[Entries taken from a collection]
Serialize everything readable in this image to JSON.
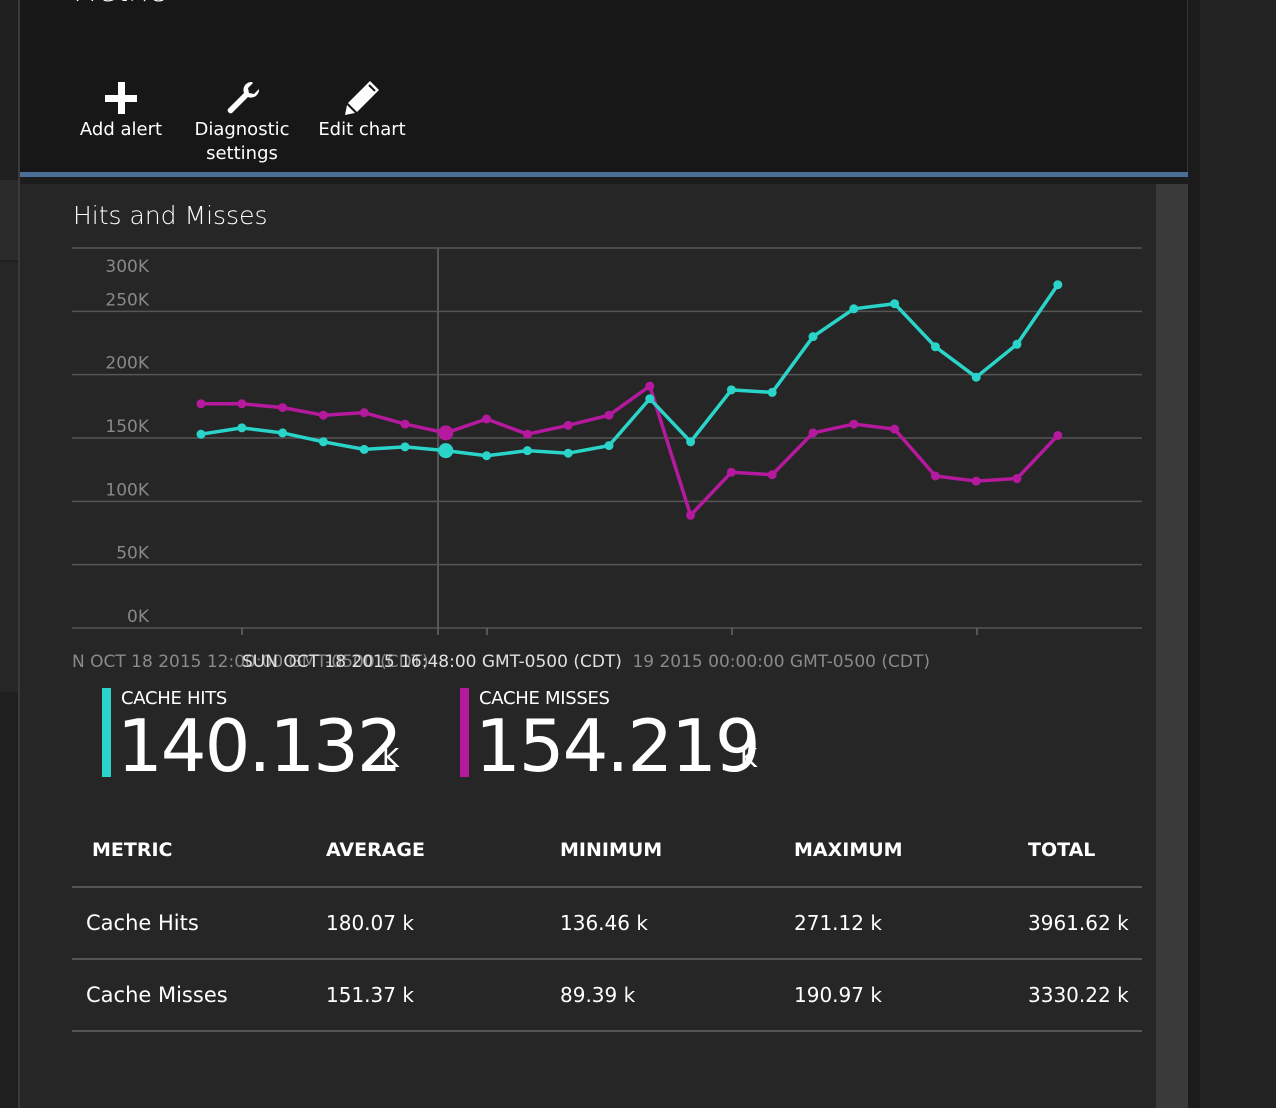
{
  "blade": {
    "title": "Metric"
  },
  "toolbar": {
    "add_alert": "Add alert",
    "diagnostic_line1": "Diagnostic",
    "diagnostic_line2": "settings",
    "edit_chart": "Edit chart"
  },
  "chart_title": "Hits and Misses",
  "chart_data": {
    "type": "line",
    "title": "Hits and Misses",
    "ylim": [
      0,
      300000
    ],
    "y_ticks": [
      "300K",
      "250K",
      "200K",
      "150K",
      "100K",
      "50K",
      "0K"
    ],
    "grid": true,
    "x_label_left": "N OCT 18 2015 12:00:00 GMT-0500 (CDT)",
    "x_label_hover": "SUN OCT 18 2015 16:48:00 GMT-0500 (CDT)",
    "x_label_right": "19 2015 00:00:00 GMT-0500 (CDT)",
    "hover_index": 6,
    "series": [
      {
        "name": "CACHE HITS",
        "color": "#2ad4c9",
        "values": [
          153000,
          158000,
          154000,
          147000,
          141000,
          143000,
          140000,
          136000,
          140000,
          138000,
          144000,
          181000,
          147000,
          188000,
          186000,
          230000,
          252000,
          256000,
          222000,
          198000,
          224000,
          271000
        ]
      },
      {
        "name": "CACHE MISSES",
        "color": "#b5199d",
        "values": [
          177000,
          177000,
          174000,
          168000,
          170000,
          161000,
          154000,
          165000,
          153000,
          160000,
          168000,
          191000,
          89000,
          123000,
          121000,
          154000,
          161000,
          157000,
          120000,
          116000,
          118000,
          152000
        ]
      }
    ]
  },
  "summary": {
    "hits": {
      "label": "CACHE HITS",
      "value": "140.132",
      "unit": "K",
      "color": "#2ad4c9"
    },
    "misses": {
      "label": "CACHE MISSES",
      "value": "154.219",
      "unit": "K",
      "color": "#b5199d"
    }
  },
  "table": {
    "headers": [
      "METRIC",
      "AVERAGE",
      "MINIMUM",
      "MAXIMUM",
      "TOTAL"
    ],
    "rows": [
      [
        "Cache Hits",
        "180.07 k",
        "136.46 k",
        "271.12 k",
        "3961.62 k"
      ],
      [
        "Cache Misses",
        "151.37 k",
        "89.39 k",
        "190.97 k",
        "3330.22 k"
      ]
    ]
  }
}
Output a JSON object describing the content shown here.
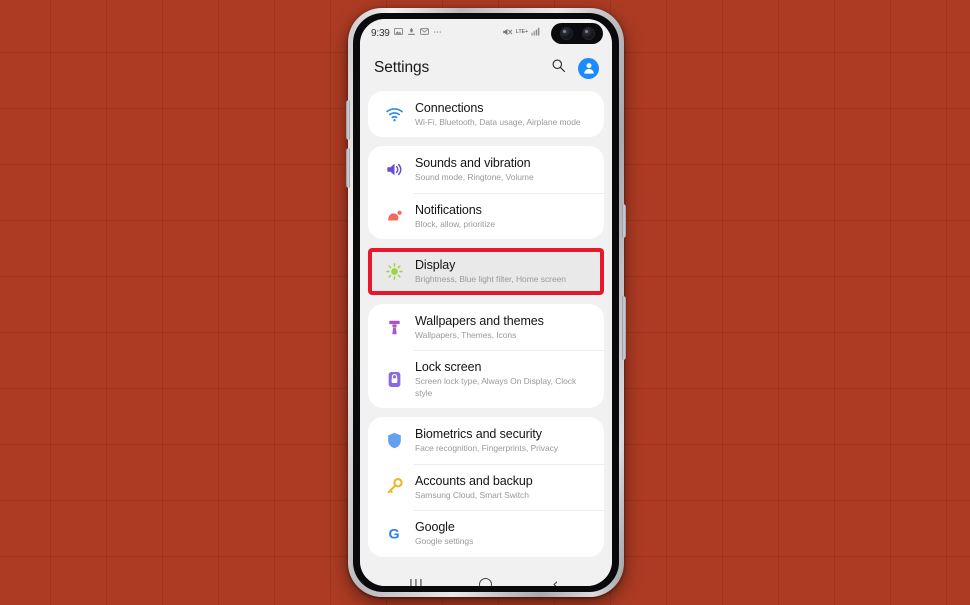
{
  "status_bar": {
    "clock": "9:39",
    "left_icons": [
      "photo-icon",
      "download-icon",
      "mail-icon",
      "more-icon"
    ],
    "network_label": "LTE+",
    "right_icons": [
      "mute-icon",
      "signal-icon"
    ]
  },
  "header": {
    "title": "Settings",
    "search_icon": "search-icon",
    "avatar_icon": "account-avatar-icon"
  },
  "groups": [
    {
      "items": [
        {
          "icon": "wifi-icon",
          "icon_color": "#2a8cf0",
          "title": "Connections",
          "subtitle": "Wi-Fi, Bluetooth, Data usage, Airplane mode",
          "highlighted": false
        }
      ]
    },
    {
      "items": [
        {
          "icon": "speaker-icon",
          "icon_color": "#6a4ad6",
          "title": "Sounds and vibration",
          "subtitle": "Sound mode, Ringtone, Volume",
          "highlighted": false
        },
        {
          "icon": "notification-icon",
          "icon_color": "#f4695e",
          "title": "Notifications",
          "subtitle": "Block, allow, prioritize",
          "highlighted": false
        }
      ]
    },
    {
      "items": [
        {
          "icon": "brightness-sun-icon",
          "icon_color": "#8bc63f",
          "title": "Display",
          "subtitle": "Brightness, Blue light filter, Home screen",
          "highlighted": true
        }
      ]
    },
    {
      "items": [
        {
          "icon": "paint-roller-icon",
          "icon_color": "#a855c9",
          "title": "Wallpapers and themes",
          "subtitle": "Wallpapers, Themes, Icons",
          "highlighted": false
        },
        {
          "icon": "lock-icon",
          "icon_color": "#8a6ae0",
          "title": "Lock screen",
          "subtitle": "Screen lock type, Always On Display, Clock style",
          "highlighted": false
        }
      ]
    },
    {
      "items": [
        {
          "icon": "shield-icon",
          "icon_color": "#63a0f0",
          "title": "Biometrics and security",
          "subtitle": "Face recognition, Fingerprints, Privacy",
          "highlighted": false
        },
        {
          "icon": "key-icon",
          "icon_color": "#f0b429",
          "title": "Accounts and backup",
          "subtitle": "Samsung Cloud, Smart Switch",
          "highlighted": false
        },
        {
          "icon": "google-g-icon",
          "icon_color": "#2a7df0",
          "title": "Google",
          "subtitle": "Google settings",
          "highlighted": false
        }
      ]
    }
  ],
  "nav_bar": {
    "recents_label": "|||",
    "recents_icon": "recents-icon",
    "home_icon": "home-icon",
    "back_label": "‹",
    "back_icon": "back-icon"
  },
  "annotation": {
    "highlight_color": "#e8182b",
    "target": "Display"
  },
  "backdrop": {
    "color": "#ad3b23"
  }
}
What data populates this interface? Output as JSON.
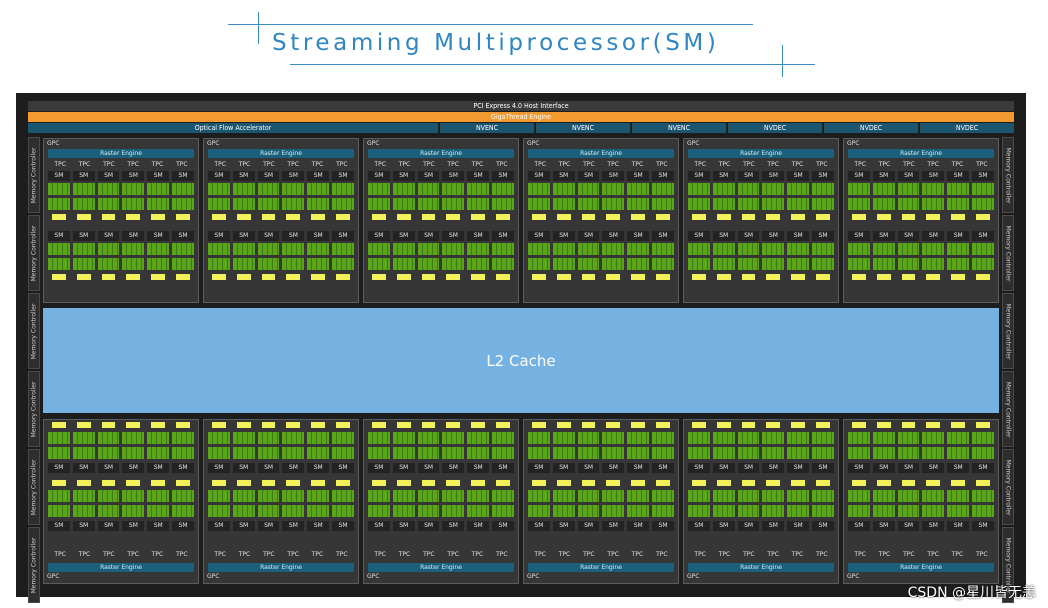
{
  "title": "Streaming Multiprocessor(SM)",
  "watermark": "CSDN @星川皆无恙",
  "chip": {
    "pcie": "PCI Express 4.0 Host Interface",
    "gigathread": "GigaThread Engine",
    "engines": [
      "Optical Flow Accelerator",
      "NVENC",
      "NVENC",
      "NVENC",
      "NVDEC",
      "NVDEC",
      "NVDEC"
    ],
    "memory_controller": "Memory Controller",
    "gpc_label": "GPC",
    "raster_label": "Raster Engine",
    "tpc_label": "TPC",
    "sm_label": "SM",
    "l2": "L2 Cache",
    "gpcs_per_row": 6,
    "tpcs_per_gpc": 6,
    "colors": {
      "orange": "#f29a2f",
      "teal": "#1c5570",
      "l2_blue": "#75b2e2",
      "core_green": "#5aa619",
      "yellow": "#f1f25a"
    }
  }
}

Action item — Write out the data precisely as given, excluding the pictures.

Solution to the problem —
Serialize everything readable in this image to JSON.
{
  "blade": {
    "title": "Metric"
  },
  "toolbar": {
    "add_alert": "Add alert",
    "diagnostic_line1": "Diagnostic",
    "diagnostic_line2": "settings",
    "edit_chart": "Edit chart"
  },
  "chart_title": "Hits and Misses",
  "chart_data": {
    "type": "line",
    "title": "Hits and Misses",
    "ylim": [
      0,
      300000
    ],
    "y_ticks": [
      "300K",
      "250K",
      "200K",
      "150K",
      "100K",
      "50K",
      "0K"
    ],
    "grid": true,
    "x_label_left": "N OCT 18 2015 12:00:00 GMT-0500 (CDT)",
    "x_label_hover": "SUN OCT 18 2015 16:48:00 GMT-0500 (CDT)",
    "x_label_right": "19 2015 00:00:00 GMT-0500 (CDT)",
    "hover_index": 6,
    "series": [
      {
        "name": "CACHE HITS",
        "color": "#2ad4c9",
        "values": [
          153000,
          158000,
          154000,
          147000,
          141000,
          143000,
          140000,
          136000,
          140000,
          138000,
          144000,
          181000,
          147000,
          188000,
          186000,
          230000,
          252000,
          256000,
          222000,
          198000,
          224000,
          271000
        ]
      },
      {
        "name": "CACHE MISSES",
        "color": "#b5199d",
        "values": [
          177000,
          177000,
          174000,
          168000,
          170000,
          161000,
          154000,
          165000,
          153000,
          160000,
          168000,
          191000,
          89000,
          123000,
          121000,
          154000,
          161000,
          157000,
          120000,
          116000,
          118000,
          152000
        ]
      }
    ]
  },
  "summary": {
    "hits": {
      "label": "CACHE HITS",
      "value": "140.132",
      "unit": "K",
      "color": "#2ad4c9"
    },
    "misses": {
      "label": "CACHE MISSES",
      "value": "154.219",
      "unit": "K",
      "color": "#b5199d"
    }
  },
  "table": {
    "headers": [
      "METRIC",
      "AVERAGE",
      "MINIMUM",
      "MAXIMUM",
      "TOTAL"
    ],
    "rows": [
      [
        "Cache Hits",
        "180.07 k",
        "136.46 k",
        "271.12 k",
        "3961.62 k"
      ],
      [
        "Cache Misses",
        "151.37 k",
        "89.39 k",
        "190.97 k",
        "3330.22 k"
      ]
    ]
  }
}
Output a JSON object describing the content shown here.
{
  "status_bar": {
    "clock": "9:39",
    "left_icons": [
      "photo-icon",
      "download-icon",
      "mail-icon",
      "more-icon"
    ],
    "network_label": "LTE+",
    "right_icons": [
      "mute-icon",
      "signal-icon"
    ]
  },
  "header": {
    "title": "Settings",
    "search_icon": "search-icon",
    "avatar_icon": "account-avatar-icon"
  },
  "groups": [
    {
      "items": [
        {
          "icon": "wifi-icon",
          "icon_color": "#2a8cf0",
          "title": "Connections",
          "subtitle": "Wi-Fi, Bluetooth, Data usage, Airplane mode",
          "highlighted": false
        }
      ]
    },
    {
      "items": [
        {
          "icon": "speaker-icon",
          "icon_color": "#6a4ad6",
          "title": "Sounds and vibration",
          "subtitle": "Sound mode, Ringtone, Volume",
          "highlighted": false
        },
        {
          "icon": "notification-icon",
          "icon_color": "#f4695e",
          "title": "Notifications",
          "subtitle": "Block, allow, prioritize",
          "highlighted": false
        }
      ]
    },
    {
      "items": [
        {
          "icon": "brightness-sun-icon",
          "icon_color": "#8bc63f",
          "title": "Display",
          "subtitle": "Brightness, Blue light filter, Home screen",
          "highlighted": true
        }
      ]
    },
    {
      "items": [
        {
          "icon": "paint-roller-icon",
          "icon_color": "#a855c9",
          "title": "Wallpapers and themes",
          "subtitle": "Wallpapers, Themes, Icons",
          "highlighted": false
        },
        {
          "icon": "lock-icon",
          "icon_color": "#8a6ae0",
          "title": "Lock screen",
          "subtitle": "Screen lock type, Always On Display, Clock style",
          "highlighted": false
        }
      ]
    },
    {
      "items": [
        {
          "icon": "shield-icon",
          "icon_color": "#63a0f0",
          "title": "Biometrics and security",
          "subtitle": "Face recognition, Fingerprints, Privacy",
          "highlighted": false
        },
        {
          "icon": "key-icon",
          "icon_color": "#f0b429",
          "title": "Accounts and backup",
          "subtitle": "Samsung Cloud, Smart Switch",
          "highlighted": false
        },
        {
          "icon": "google-g-icon",
          "icon_color": "#2a7df0",
          "title": "Google",
          "subtitle": "Google settings",
          "highlighted": false
        }
      ]
    }
  ],
  "nav_bar": {
    "recents_label": "|||",
    "recents_icon": "recents-icon",
    "home_icon": "home-icon",
    "back_label": "‹",
    "back_icon": "back-icon"
  },
  "annotation": {
    "highlight_color": "#e8182b",
    "target": "Display"
  },
  "backdrop": {
    "color": "#ad3b23"
  }
}
What data populates this interface? Output as JSON.
{
  "title": "Streaming Multiprocessor(SM)",
  "watermark": "CSDN @星川皆无恙",
  "chip": {
    "pcie": "PCI Express 4.0 Host Interface",
    "gigathread": "GigaThread Engine",
    "engines": [
      "Optical Flow Accelerator",
      "NVENC",
      "NVENC",
      "NVENC",
      "NVDEC",
      "NVDEC",
      "NVDEC"
    ],
    "memory_controller": "Memory Controller",
    "gpc_label": "GPC",
    "raster_label": "Raster Engine",
    "tpc_label": "TPC",
    "sm_label": "SM",
    "l2": "L2 Cache",
    "gpcs_per_row": 6,
    "tpcs_per_gpc": 6,
    "colors": {
      "orange": "#f29a2f",
      "teal": "#1c5570",
      "l2_blue": "#75b2e2",
      "core_green": "#5aa619",
      "yellow": "#f1f25a"
    }
  }
}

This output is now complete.